Kit Ref: 78025
Short Feature Article by Lou Carabott
Intro by Geoff
It really does give me a lot of pleasure to bring you this short feature article by Lou Carabott of IPMS Malta featuring his superb build of the Tamiya 1:350 Imperial Japanese Navy Battleship, Yamato. Here are a couple of photos of Lou’s excellent build.
As this is a short feature article there aren’t a lot of words but still plenty of photos provided by Lou that show the main stages of his build and these along with his text are sure to help you if this one is in your stash or you are under way with your own build.

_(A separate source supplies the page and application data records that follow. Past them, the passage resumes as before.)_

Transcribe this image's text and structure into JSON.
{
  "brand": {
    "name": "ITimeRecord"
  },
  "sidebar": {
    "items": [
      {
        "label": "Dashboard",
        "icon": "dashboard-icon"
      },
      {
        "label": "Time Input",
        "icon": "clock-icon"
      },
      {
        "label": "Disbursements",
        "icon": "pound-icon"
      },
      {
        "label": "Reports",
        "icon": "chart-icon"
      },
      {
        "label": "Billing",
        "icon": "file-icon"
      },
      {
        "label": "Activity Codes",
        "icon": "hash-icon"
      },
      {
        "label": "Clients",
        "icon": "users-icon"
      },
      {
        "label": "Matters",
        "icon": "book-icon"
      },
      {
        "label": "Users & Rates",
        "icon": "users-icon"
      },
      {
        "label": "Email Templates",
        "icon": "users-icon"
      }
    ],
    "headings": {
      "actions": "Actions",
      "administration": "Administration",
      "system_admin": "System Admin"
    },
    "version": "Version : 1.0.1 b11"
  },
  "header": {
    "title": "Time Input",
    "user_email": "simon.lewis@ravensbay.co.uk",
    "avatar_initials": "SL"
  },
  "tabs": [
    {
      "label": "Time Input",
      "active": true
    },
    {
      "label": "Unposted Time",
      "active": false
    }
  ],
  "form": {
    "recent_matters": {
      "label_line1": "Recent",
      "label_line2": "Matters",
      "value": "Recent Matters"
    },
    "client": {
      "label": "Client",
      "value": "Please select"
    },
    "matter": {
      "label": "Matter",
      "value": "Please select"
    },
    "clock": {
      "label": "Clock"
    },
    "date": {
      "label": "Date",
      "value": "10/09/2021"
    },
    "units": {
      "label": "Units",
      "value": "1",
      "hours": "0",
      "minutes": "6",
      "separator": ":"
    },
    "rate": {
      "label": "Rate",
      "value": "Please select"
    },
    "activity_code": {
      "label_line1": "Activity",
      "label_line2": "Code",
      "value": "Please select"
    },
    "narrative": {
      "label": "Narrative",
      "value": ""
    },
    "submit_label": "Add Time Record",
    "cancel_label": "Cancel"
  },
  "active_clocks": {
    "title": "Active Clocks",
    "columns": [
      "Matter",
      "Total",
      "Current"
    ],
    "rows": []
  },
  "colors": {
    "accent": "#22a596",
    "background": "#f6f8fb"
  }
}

We’ll probably complete this build in two, maybe three updates so you won’t have long to wait to see the whole piece. Just before we get going, here’s a little bit of background about the Yamato.
Yamato (大和?), named after the ancient Japanese Yamato Province, was the lead ship of the Yamato class of battleships that served with the Imperial Japanese Navy during World War II. She and her sister ship, Musashi, were the heaviest and most powerfully armed battleships ever constructed, displacing 72,800 tonnes at full load and armed with nine 46 cm (18.1 inch) main guns. Neither ship survived the war.
Laid down in 1937 and formally commissioned a week after the Pearl Harbour attack in late 1941, Yamato was designed to counter the numerically superior battleship fleet of the United States, Japan’s main rival in the Pacific. Throughout 1942 she served as the flagship of the Japanese Combined Fleet, and in June 1942 Admiral Isoroku Yamamoto directed the fleet from her bridge during the Battle of Midway, a disastrous defeat for Japan. Musashi took over as the Combined Fleet flagship in early 1943, and Yamato spent the rest of the year, and much of 1944, moving between the major Japanese naval bases of Truk and Kure in response to American threats. Although she was present at the Battle of the Philippine Sea in June 1944, Yamato played no part in the battle.
The only time she fired her main guns at enemy surface targets was in October 1944, when she was sent to engage American forces invading the Philippines during the Battle of Leyte Gulf. The Japanese were unaware that Admiral Halsey’s entire massive fast carrier task force with battleships had been successfully lured away by a feint. Left behind was only a slow escort carrier task force armed against ground forces with no hope of protecting vulnerable troop transports from the Yamato. But as the American light ships resembled larger cruisers and carriers, the Japanese believed they were fighting the main fleet. The massive guns of Yamato would not be turned against battleships, but in the Battle off Samar would instead be used in a seemingly mismatched showdown against small and inexpensive light ships and carriers. Nevertheless desperate American sailors and aviators delivered accurate shellfire and torpedoes from ships as small as destroyer escorts. These attacks wrought enough havoc on the Japanese surface force to cause it to turn back, but only after inflicting losses comparable in ships and men to the Battle of Midway.
During 1944, the balance of naval power in the Pacific decisively turned against Japan and, by early 1945, the Japanese fleet was much depleted and critically short of fuel stocks in the home islands, limiting its usefulness. In April 1945, in a desperate attempt to slow the Allied advance, Yamato was dispatched on a one way voyage to Okinawa, where it was intended that she should protect the island from invasion and fight until destroyed. The task force was spotted south of Kyushu by US submarines and aircraft, and on 7 April 1945 she was sunk by American carrier-based bombers and torpedo bombers with the loss of most of her crew.